[Dataset excerpts]
-- -- --

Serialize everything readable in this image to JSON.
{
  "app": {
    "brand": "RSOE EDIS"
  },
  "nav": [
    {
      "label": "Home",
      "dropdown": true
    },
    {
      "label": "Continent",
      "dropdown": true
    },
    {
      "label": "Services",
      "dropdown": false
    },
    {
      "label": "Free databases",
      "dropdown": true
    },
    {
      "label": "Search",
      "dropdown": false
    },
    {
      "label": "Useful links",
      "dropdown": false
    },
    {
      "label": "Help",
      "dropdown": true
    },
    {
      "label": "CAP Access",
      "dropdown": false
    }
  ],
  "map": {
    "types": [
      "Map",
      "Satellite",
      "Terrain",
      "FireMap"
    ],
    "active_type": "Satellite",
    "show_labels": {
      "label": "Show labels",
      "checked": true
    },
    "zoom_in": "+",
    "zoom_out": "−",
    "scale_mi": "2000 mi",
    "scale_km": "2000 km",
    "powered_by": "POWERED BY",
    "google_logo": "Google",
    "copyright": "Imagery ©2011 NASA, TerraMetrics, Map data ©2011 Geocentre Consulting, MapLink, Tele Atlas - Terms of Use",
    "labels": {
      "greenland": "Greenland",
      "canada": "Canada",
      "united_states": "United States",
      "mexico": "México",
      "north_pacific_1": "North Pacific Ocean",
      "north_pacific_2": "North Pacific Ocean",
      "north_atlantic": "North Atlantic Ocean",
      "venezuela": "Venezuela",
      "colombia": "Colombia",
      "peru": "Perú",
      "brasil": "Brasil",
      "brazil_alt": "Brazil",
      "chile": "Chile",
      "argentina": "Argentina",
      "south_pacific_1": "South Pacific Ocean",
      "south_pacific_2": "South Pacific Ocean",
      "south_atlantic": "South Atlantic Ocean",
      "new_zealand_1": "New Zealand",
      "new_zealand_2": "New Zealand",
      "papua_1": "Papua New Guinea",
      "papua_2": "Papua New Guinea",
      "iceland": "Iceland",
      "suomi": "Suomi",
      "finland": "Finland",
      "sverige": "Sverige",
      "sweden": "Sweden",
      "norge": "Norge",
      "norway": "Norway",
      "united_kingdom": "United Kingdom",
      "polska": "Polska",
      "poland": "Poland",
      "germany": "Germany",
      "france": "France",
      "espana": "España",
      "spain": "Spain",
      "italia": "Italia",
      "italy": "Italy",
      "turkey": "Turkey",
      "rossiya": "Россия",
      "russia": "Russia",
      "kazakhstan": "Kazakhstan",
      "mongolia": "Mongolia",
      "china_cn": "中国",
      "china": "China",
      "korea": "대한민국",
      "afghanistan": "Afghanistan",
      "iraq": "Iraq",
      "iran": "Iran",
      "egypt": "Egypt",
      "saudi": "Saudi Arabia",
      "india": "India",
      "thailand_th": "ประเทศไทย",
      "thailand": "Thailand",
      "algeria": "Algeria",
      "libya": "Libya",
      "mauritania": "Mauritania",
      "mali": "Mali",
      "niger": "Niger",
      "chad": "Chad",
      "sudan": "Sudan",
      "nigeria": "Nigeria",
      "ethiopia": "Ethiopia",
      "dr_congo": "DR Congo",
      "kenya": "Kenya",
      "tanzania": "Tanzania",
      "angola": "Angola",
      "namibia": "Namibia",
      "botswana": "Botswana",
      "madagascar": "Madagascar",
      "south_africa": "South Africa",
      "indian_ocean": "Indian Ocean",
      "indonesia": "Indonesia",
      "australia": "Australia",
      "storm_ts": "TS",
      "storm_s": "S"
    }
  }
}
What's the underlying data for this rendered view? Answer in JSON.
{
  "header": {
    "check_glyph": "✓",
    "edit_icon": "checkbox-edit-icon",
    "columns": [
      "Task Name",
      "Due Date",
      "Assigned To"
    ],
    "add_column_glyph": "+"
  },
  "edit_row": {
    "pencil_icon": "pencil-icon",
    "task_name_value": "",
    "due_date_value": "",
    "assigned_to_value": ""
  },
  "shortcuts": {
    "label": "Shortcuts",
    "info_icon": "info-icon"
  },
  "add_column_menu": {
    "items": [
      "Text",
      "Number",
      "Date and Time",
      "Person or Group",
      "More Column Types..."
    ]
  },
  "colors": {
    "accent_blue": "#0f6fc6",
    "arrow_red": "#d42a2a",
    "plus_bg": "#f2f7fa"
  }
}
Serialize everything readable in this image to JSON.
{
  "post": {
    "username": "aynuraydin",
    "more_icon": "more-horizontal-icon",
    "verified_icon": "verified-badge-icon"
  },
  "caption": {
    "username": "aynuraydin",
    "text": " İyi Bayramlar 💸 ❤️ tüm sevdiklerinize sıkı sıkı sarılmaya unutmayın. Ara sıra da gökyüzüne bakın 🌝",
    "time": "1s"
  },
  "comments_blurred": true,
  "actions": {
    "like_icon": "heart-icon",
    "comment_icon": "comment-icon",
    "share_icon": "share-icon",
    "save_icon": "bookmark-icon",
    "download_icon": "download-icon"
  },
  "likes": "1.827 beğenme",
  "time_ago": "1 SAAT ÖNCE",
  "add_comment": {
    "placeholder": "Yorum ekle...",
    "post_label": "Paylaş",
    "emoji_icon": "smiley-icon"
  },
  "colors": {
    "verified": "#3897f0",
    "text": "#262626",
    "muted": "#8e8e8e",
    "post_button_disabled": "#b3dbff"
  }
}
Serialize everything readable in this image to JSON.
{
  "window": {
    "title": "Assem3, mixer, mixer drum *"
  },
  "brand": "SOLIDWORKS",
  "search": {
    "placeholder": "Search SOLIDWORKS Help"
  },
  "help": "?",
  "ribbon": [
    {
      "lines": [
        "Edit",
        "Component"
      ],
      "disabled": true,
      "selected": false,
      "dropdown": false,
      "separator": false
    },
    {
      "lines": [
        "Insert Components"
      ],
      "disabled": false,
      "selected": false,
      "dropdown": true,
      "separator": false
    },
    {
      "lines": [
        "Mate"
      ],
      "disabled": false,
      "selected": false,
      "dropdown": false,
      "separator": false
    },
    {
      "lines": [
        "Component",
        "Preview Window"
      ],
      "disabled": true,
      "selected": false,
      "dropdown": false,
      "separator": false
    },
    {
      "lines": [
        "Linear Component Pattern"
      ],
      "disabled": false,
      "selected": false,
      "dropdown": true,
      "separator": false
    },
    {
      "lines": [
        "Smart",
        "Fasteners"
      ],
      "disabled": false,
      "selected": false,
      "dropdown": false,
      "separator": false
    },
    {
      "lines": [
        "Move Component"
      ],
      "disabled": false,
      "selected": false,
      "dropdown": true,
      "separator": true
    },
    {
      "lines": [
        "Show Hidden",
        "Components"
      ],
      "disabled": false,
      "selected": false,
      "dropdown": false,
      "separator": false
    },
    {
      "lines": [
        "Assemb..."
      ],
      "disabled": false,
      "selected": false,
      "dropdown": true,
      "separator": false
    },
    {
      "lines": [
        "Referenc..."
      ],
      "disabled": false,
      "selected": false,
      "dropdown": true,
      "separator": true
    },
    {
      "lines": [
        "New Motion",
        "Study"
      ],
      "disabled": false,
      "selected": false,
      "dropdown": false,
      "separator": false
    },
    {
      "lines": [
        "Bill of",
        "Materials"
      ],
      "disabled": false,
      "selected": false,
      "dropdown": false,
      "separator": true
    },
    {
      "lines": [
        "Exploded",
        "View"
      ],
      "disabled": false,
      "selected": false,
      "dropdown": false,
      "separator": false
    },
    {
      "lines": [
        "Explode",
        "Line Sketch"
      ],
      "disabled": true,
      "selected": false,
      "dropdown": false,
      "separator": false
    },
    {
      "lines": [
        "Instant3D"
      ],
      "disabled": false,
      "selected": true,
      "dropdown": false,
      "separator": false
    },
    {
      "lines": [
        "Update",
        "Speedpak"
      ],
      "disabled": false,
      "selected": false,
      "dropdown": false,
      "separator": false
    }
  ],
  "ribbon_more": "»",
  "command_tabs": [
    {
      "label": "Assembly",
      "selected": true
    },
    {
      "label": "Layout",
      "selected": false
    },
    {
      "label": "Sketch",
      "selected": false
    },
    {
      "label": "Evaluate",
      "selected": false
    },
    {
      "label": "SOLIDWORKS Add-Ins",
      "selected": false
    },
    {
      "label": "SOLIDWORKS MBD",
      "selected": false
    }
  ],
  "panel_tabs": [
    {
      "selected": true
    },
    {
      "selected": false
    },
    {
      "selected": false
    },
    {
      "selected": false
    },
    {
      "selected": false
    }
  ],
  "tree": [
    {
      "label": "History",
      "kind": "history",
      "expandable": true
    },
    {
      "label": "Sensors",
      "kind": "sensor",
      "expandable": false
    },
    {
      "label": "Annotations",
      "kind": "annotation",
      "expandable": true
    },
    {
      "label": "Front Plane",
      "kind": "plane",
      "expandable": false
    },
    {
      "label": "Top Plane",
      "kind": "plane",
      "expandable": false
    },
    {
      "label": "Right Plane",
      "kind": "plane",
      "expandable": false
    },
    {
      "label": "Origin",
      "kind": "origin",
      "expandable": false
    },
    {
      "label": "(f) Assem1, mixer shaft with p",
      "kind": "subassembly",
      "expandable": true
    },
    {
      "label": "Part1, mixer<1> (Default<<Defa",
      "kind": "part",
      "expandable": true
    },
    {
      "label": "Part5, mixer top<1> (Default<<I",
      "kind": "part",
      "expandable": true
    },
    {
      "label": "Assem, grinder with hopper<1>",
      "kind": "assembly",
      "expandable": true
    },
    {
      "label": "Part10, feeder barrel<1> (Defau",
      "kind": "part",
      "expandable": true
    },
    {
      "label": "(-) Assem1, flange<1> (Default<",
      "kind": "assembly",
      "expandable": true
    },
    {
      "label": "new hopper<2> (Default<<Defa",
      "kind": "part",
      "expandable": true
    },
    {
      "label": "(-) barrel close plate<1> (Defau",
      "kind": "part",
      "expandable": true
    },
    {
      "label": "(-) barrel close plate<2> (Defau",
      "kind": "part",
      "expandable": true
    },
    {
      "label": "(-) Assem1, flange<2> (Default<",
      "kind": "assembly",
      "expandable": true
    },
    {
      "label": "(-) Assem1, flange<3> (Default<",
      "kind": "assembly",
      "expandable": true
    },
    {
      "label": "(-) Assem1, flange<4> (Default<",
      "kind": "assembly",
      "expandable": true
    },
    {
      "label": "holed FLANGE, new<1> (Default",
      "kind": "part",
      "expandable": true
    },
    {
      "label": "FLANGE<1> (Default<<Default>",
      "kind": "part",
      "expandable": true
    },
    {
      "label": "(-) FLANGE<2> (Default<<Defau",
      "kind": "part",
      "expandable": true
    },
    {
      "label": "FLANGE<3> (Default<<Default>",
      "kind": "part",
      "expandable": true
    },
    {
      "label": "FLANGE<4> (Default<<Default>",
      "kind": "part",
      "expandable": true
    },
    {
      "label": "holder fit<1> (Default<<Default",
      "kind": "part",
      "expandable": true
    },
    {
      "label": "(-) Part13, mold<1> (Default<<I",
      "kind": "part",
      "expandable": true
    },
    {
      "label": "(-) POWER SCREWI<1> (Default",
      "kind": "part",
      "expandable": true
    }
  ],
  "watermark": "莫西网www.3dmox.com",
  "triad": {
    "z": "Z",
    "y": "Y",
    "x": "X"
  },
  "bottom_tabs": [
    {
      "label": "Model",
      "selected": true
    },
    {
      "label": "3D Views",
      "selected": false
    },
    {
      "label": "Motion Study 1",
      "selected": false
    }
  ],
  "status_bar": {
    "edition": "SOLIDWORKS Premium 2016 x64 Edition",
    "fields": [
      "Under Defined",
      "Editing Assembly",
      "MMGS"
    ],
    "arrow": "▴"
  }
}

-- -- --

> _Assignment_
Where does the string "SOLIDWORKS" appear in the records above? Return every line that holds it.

> _Reply_
  "brand": "SOLIDWORKS",
    "placeholder": "Search SOLIDWORKS Help"
      "label": "SOLIDWORKS Add-Ins",
      "label": "SOLIDWORKS MBD",
    "edition": "SOLIDWORKS Premium 2016 x64 Edition",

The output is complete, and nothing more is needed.